The WHO regional director for Europe Hans Kluge says that Europe can live with COVID-19 without a vaccine or wholesale lockdowns.
The Belgian, who was appointed to his role by the WHO Executive Board on 1 February this year, has said that the outbreak can be managed with localised lockdowns and that he doesn’t expect a return to national level restrictions.
“The day we are going to conquer the pandemic is not necessarily the vaccine. It is when we learn to live with the pandemic, and that can be tomorrow,” Kluge told Sky News as reported by Reuters. He also said that he doesn’t expect that wholesale lockdowns will be necessary to avoid a second wave of infections, when asked what kind of response he would be expecting in the coming months.
“I’m optimistic, but we cannot exclude localised lockdowns,” he said.
Europe was one of the worst affected regions in the early stages of the COVID-19 outbreak, with Spain, Italy, France and the United Kingdom being hit the hardest. However, the rate of infection slowed significantly to the point where lockdown restrictions were eased and even international travel within EU borders has resumed. However, despite a rise in cases after lockdown restrictions were partially lifted, the various nations in the continent’s healthcare systems have managed to handle the influx of patients. As of yesterday, there are just over a million active cases on the entire continent and most nations have seen their cumulative cases curves flatten – with the notable exception of Russia, whose total cases now exceed one million infections.
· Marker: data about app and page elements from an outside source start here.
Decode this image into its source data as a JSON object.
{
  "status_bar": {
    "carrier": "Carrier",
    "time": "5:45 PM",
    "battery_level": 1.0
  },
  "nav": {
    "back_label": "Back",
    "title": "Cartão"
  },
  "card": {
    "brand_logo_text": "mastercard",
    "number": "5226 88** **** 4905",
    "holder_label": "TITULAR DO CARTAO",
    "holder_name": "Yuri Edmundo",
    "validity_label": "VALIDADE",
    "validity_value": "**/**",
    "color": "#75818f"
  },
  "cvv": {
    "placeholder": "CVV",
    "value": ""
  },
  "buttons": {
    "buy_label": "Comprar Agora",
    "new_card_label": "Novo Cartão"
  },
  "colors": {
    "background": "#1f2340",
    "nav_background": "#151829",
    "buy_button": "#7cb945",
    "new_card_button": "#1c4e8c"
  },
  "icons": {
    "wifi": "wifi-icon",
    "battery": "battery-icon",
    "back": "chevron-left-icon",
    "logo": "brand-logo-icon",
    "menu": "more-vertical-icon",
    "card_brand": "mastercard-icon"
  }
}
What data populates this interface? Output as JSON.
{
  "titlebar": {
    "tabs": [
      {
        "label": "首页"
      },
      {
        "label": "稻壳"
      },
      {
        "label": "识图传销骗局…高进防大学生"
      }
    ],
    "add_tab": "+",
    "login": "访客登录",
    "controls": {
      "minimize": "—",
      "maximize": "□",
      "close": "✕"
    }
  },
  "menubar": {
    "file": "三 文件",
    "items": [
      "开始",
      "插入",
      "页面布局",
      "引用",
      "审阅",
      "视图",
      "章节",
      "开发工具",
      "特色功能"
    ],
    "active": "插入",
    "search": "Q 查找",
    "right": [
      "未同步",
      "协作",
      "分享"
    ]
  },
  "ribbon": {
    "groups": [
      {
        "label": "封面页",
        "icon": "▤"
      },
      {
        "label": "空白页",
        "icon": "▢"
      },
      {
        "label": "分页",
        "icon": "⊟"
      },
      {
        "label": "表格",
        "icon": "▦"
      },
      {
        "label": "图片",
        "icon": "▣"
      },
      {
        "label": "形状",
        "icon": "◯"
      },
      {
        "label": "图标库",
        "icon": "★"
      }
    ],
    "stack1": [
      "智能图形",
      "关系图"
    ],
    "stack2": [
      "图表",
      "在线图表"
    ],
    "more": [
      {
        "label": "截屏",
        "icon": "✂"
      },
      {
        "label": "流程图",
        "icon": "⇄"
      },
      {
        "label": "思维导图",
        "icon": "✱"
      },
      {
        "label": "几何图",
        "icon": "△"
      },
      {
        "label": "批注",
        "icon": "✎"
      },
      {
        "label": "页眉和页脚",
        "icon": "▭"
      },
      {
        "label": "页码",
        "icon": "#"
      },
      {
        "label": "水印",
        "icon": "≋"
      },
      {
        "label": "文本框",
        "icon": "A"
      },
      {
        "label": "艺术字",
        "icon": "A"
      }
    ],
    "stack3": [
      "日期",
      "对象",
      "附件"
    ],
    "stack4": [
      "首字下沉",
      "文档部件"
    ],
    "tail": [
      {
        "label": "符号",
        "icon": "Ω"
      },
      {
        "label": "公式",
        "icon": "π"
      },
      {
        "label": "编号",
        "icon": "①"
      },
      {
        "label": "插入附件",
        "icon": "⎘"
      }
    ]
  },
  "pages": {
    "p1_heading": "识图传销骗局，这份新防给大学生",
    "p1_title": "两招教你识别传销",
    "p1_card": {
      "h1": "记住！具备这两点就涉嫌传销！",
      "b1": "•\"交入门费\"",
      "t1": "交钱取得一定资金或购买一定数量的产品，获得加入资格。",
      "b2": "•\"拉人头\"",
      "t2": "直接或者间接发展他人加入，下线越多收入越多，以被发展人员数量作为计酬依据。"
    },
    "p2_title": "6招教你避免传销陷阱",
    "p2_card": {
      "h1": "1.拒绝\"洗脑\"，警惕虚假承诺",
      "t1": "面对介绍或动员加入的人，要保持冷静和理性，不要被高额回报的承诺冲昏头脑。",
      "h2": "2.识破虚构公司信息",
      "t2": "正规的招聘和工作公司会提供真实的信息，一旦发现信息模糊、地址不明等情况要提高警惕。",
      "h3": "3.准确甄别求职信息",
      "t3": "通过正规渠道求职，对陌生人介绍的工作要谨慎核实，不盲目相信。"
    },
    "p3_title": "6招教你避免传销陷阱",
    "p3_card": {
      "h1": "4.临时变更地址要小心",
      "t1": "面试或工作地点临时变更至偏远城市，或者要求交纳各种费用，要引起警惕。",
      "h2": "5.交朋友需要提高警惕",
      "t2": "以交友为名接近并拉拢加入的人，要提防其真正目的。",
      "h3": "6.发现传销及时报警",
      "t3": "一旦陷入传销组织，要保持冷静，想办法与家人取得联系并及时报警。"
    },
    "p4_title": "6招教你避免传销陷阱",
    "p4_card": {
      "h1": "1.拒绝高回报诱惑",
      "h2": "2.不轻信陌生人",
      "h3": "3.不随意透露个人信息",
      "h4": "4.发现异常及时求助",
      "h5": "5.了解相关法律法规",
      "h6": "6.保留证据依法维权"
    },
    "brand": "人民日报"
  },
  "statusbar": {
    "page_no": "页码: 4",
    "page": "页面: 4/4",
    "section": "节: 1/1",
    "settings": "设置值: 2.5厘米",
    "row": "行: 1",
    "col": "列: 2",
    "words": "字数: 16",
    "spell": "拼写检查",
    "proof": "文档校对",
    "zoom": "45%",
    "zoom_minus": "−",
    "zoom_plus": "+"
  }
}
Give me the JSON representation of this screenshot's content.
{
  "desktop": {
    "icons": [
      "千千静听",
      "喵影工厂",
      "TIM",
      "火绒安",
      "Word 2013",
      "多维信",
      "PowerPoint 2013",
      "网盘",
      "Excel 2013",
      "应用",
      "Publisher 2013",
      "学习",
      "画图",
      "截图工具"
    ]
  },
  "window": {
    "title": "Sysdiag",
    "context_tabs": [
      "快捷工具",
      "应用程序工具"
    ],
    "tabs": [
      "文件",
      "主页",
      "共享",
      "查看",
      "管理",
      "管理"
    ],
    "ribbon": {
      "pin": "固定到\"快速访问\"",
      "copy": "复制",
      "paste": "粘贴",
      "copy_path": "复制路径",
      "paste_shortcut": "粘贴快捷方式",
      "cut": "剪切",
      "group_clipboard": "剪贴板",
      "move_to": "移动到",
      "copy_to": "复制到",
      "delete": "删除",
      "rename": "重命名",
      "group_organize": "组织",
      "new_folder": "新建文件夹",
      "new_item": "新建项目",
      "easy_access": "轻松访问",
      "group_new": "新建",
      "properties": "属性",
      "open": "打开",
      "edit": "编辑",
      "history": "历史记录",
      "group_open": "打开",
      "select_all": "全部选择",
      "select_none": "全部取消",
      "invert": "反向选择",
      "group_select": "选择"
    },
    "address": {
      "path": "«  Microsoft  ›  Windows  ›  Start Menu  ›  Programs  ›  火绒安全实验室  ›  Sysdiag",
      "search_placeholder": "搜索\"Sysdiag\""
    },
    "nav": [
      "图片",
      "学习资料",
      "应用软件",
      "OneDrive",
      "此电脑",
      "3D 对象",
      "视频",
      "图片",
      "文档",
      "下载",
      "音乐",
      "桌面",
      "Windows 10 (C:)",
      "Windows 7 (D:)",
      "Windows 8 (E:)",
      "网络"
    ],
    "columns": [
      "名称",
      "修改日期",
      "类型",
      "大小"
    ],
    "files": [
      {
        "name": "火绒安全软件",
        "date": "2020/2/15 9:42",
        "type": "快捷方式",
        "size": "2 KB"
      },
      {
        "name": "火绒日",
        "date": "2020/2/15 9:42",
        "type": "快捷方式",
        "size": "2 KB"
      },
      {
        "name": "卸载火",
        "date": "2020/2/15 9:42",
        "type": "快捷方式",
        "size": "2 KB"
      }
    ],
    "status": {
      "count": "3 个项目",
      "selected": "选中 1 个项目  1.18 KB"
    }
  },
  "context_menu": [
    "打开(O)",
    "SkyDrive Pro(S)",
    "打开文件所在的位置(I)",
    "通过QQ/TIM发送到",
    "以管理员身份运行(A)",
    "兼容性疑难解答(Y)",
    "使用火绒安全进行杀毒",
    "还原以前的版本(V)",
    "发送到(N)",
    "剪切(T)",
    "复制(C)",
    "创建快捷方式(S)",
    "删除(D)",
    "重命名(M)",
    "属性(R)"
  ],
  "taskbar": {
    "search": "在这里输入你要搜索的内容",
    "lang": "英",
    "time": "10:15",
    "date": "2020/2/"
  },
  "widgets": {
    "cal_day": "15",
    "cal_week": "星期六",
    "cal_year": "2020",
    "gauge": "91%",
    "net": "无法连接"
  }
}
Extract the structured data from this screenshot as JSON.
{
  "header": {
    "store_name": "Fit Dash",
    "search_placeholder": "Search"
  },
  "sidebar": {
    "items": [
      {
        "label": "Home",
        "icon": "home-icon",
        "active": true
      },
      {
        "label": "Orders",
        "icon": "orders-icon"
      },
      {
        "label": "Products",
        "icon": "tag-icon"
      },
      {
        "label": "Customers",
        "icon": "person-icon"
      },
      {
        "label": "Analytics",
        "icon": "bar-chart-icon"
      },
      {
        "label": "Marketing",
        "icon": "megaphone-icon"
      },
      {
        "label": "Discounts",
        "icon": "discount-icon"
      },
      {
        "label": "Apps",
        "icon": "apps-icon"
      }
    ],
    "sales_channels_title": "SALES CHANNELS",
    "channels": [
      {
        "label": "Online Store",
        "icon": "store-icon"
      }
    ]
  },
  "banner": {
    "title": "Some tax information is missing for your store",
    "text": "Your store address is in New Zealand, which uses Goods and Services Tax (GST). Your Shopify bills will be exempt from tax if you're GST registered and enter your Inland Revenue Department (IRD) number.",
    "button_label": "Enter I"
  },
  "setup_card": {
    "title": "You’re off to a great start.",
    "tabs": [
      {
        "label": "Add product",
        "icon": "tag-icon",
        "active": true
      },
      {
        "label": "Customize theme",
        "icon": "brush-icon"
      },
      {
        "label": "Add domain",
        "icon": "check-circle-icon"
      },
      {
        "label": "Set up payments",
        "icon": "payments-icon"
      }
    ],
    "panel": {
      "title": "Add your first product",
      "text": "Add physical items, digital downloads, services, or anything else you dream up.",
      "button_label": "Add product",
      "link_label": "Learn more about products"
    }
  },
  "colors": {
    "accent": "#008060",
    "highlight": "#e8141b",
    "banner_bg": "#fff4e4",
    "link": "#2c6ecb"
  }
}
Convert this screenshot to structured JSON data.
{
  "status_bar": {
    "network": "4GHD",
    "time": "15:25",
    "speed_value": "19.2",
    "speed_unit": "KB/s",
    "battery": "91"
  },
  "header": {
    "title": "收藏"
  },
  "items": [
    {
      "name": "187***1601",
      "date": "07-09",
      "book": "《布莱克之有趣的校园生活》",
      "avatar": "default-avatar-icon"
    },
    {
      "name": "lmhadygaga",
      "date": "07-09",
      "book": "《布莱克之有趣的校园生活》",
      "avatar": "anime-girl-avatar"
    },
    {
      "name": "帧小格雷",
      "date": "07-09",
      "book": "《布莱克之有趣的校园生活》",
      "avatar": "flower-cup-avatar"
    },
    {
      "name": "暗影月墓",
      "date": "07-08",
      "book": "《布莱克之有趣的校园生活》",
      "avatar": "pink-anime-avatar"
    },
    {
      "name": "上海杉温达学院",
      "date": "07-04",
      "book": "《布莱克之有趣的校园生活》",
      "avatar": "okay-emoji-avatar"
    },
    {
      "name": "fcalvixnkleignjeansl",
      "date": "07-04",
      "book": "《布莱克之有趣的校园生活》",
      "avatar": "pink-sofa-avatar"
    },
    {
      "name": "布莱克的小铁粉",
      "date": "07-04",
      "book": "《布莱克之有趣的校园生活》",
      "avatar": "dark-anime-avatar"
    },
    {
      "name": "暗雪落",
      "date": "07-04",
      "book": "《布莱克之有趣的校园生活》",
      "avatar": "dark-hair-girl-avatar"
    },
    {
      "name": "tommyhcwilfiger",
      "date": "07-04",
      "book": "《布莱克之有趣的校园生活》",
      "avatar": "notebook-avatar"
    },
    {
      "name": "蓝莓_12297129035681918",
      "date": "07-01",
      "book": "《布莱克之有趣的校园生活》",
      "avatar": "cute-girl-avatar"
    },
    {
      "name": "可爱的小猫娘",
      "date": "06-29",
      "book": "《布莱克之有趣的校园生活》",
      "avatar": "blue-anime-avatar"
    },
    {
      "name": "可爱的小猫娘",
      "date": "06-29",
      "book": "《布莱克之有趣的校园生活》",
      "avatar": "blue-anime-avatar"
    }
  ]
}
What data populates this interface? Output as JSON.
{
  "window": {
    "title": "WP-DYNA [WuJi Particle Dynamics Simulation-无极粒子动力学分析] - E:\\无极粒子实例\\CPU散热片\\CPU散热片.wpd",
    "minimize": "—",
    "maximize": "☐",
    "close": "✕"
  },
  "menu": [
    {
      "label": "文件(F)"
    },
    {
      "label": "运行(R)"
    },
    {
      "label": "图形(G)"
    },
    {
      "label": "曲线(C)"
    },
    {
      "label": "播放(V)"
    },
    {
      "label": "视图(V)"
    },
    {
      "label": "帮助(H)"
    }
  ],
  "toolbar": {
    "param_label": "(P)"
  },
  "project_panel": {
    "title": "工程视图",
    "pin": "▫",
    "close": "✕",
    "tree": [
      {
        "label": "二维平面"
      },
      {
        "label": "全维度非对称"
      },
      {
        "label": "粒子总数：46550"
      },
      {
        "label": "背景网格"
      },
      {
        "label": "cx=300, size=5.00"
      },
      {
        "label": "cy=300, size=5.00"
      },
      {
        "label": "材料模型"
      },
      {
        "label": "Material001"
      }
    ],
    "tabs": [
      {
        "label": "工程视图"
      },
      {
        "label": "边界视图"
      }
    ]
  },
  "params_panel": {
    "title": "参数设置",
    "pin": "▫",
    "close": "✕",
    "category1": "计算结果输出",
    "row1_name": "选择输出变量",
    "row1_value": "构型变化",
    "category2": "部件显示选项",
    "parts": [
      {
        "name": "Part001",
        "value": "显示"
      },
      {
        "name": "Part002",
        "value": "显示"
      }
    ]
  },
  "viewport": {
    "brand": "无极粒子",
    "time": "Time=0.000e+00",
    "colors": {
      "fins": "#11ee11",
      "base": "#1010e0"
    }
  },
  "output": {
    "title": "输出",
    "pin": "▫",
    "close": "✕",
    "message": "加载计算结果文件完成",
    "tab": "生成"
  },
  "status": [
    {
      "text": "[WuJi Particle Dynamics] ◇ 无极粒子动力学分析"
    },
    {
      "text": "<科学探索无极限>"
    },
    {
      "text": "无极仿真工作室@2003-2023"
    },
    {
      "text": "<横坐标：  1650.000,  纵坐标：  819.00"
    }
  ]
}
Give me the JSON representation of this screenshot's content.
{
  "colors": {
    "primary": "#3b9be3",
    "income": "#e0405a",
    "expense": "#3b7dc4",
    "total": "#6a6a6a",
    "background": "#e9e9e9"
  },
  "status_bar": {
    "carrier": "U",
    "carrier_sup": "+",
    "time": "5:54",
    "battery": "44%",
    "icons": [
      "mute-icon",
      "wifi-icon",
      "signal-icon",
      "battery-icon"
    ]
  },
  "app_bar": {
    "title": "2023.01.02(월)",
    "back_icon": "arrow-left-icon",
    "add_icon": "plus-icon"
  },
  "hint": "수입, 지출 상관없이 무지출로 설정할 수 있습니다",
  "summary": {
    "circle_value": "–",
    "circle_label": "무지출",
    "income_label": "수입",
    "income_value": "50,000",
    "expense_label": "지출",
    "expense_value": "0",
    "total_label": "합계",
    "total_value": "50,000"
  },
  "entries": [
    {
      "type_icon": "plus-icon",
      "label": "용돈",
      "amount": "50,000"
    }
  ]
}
It remains to be seen whether the strategy in Europe proves effective in terms of both healthcare and economic outcomes, but Kluge’s predictions seem to shed light on what is to come for developed nations around the world.
Out of 25 million cases of coronavirus around the world, the European continent accounts for ±3,589,467 (±14%), which includes Russia’s 1,000,048 cases. The population of Europe is estimated to be ±747,714,389 (±10% of the global population).